During the last two weeks, we often made two trips a day to Rogers Wildlife Rehabilitation Center. We do this because we see the birds as neighbors in trouble and are convinced that our well being is linked to theirs. We do not expect everyone to share this view. Whatever reason moved you to help the birds, please remember it.
Currently, we need the following:
  1. People who will collect a bird or two one day per week and bring them to us. As it happens, we are winding up making at least one trip per day to the rehabilitation center. So the price of gas is not an issue. We can administer first aid, feed the birds, and keep them warm until we are ready for an afternoon trip.
  2. One or two volunteers who will make a tour of the rookery on Saturdays or Sundays.
In case some of you are concerned about infections, I would like, once and for all, to dispell the notion that the egrets are contagious. Despite our almost daily contact with the rookery, our six pet parrots at home are all bright and bossy. The only consistent problems we have seen with the egrets are:
  • Infections of the tongue and throat with small leech-like flukes; this is almost universal.
  • Broken limbs.
  • Stab wounds.

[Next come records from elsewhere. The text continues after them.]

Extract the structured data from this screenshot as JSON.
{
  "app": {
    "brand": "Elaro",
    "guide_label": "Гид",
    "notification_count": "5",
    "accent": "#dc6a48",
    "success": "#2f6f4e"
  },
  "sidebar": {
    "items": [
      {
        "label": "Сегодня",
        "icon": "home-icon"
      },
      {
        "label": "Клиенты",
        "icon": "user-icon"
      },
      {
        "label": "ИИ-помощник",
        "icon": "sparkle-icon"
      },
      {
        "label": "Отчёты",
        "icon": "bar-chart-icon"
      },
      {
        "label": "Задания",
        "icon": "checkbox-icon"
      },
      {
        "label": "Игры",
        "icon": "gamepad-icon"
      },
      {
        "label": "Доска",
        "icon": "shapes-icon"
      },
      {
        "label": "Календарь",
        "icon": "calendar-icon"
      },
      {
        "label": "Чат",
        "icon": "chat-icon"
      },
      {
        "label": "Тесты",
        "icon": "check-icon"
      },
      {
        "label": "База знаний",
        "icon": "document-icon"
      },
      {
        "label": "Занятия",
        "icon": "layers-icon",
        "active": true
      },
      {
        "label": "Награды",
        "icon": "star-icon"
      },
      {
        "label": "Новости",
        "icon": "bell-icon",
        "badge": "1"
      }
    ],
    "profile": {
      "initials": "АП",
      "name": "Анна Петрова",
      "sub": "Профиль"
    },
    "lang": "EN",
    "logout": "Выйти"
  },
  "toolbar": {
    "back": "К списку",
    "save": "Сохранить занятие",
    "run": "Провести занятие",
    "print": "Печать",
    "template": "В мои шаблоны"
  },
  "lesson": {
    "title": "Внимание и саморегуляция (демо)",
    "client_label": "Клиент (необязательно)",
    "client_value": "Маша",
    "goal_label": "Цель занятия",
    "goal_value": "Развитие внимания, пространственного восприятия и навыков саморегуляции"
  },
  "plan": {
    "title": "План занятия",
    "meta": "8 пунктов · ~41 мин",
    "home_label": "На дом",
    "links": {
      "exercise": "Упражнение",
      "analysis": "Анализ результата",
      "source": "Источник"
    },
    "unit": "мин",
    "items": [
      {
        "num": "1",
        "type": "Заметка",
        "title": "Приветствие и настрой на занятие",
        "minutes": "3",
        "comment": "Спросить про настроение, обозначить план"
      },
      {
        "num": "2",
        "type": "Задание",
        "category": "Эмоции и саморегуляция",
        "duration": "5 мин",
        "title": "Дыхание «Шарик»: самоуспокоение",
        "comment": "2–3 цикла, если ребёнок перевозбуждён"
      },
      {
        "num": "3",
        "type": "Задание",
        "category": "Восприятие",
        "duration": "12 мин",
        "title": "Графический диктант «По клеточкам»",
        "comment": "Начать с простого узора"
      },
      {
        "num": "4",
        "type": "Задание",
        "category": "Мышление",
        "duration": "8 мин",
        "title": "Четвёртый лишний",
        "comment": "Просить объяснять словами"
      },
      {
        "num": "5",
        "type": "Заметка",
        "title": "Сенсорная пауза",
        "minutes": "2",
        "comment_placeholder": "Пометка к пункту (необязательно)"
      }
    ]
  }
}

  • Occasional infections of wounds with the larvae of flies.
  • Mites in their feathers; we see this in about 1 in 10 birds.
Yes, the birds’ droppings are unsanitary, but it goes without saying that one should avoid any animal’s droppings. Do not enter the woods. Collect those fledglings who are in trouble: typically the birds who are either standing still or stumbling, on the perimeter of the rookery. The best way to do this is to pick up the birds with gloved hands (protects from mites) and place them directly into a box that is lined with paper towels. Contact ‘birdintrouble”, and we will do the rest.